The commander-in-chief of the French defence forces, Pierre de Villiers, was at this morning’s Bastille Day parade down the Champs-Elysées despite an ongoing dispute over defense budget cuts.
President Emmanuel Macron rebuked the general on Thursday after the general hard complained in front of French lawmakers about proposed defence budget cuts for this year
“I am the head of state. The promises that I make in front of our citizens and the army will be kept,” Macron said, referring to promises he made after he was election to increase the defence budget to €50 million by 2025.
“In this respect, I do not need to be pressurized, or need anyone to comment or interpret my decisions.”
He added that the did not believe that such disputes should be aired in public and reminded the general the military’s “sense of duty”.
“He reminded the general of the collective discipline [of the defence forces],” the Minister for Defnece said.
The dispute follows the announcement on Tuesday evening that defence spending in 2017 would be cut by €850 million.
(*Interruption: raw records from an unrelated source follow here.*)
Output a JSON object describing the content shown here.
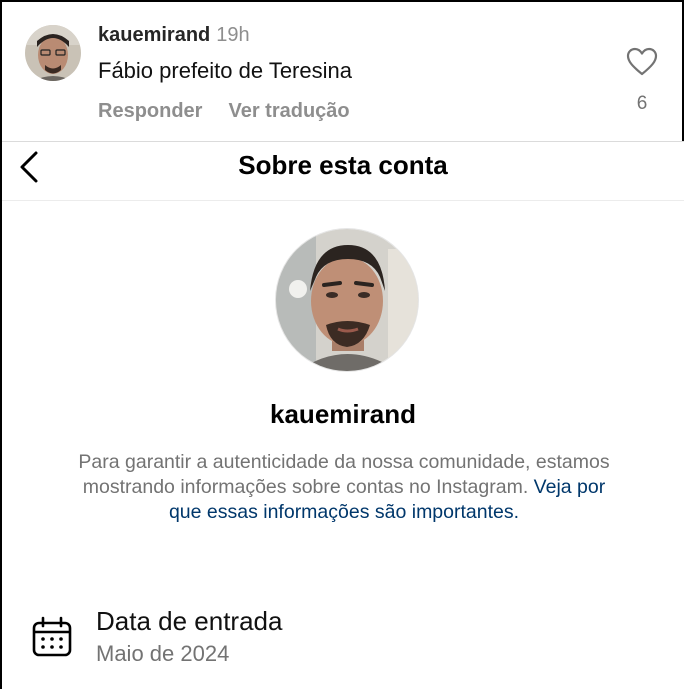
{
  "comment": {
    "username": "kauemirand",
    "time": "19h",
    "text": "Fábio prefeito de Teresina",
    "reply_label": "Responder",
    "translate_label": "Ver tradução",
    "like_count": "6",
    "icons": {
      "like": "heart-outline-icon",
      "avatar": "profile-photo"
    }
  },
  "about": {
    "title": "Sobre esta conta",
    "back_icon": "chevron-left-icon",
    "username": "kauemirand",
    "description": "Para garantir a autenticidade da nossa comunidade, estamos mostrando informações sobre contas no Instagram.",
    "link_text": "Veja por que essas informações são importantes.",
    "join_label": "Data de entrada",
    "join_value": "Maio de 2024",
    "join_icon": "calendar-icon"
  },
  "colors": {
    "link": "#00376b",
    "muted": "#737373",
    "meta": "#8e8e8e"
  }
}
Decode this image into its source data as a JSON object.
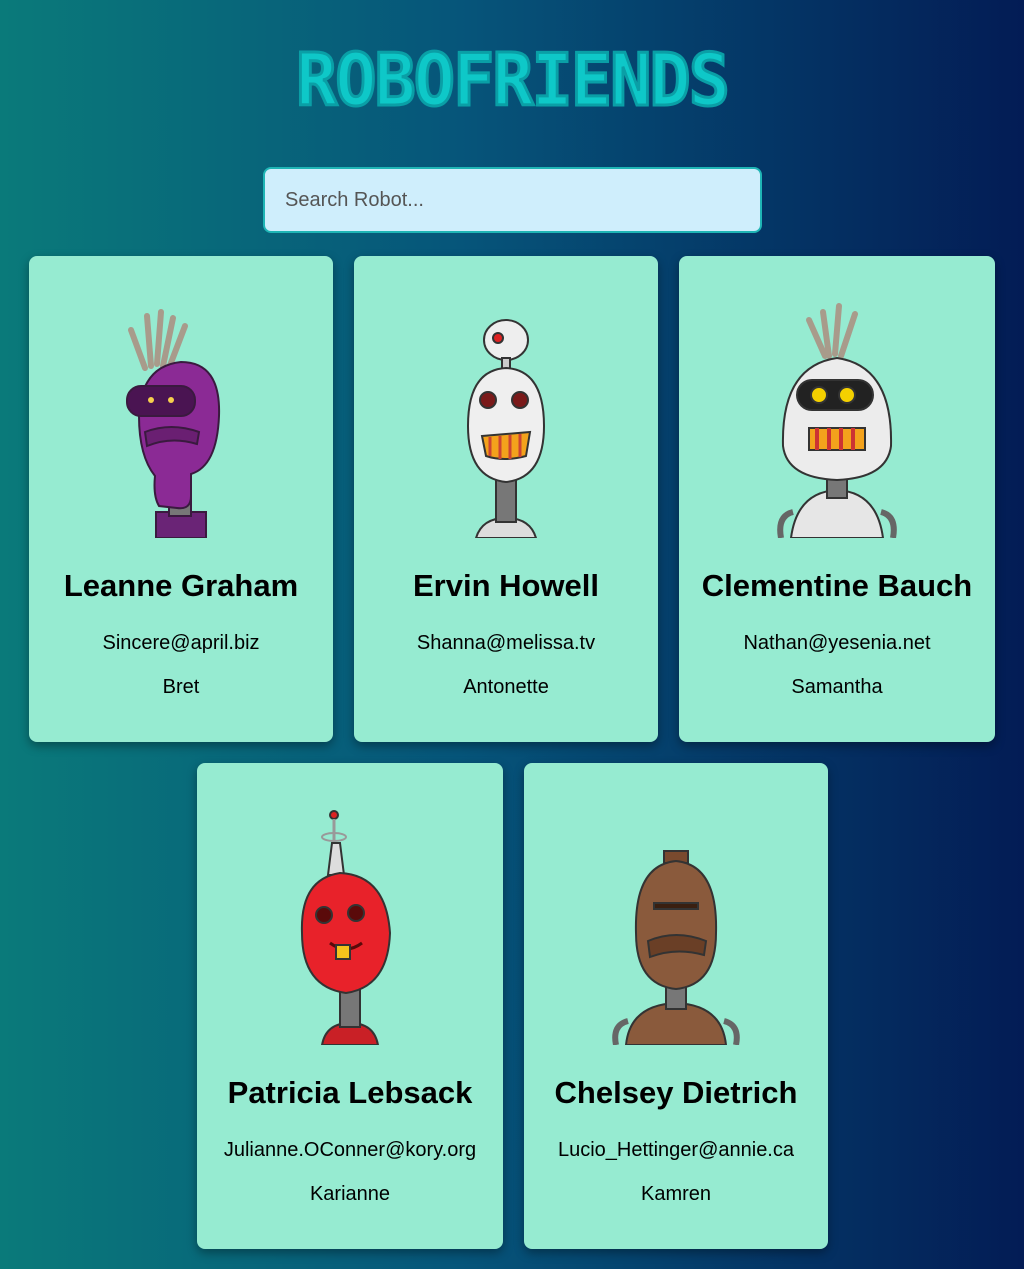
{
  "app": {
    "title": "ROBOFRIENDS"
  },
  "search": {
    "placeholder": "Search Robot..."
  },
  "robots": [
    {
      "name": "Leanne Graham",
      "email": "Sincere@april.biz",
      "username": "Bret",
      "color": "#8b2a95"
    },
    {
      "name": "Ervin Howell",
      "email": "Shanna@melissa.tv",
      "username": "Antonette",
      "color": "#e9e9e9"
    },
    {
      "name": "Clementine Bauch",
      "email": "Nathan@yesenia.net",
      "username": "Samantha",
      "color": "#e6e6e6"
    },
    {
      "name": "Patricia Lebsack",
      "email": "Julianne.OConner@kory.org",
      "username": "Karianne",
      "color": "#e8222a"
    },
    {
      "name": "Chelsey Dietrich",
      "email": "Lucio_Hettinger@annie.ca",
      "username": "Kamren",
      "color": "#8a5a3c"
    }
  ]
}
However, President Macron also promised to increase spending next year by two billion to €34.2 billion and to keep his promise of increasing it to €50 billion, or two percent of public spending, by 2025.
In response, and in front of the parliament’s Defence Committee on Wednesday, de Villiers said that the army had already “given everything” and that the ongoing cuts were not tenable.
However, in a column in the French daily Le Figaro this morning, July 14, he appeared to soften his position and called on the government to start providing the army with increased funding “from 2018 onwards” in a consistent manner.
The budget cuts for this year will take the form of a postponement, or even cancellation, of orders for new equipment.
The defence forces currently need refuelling plans, helicopters and tanks to renew aging stock.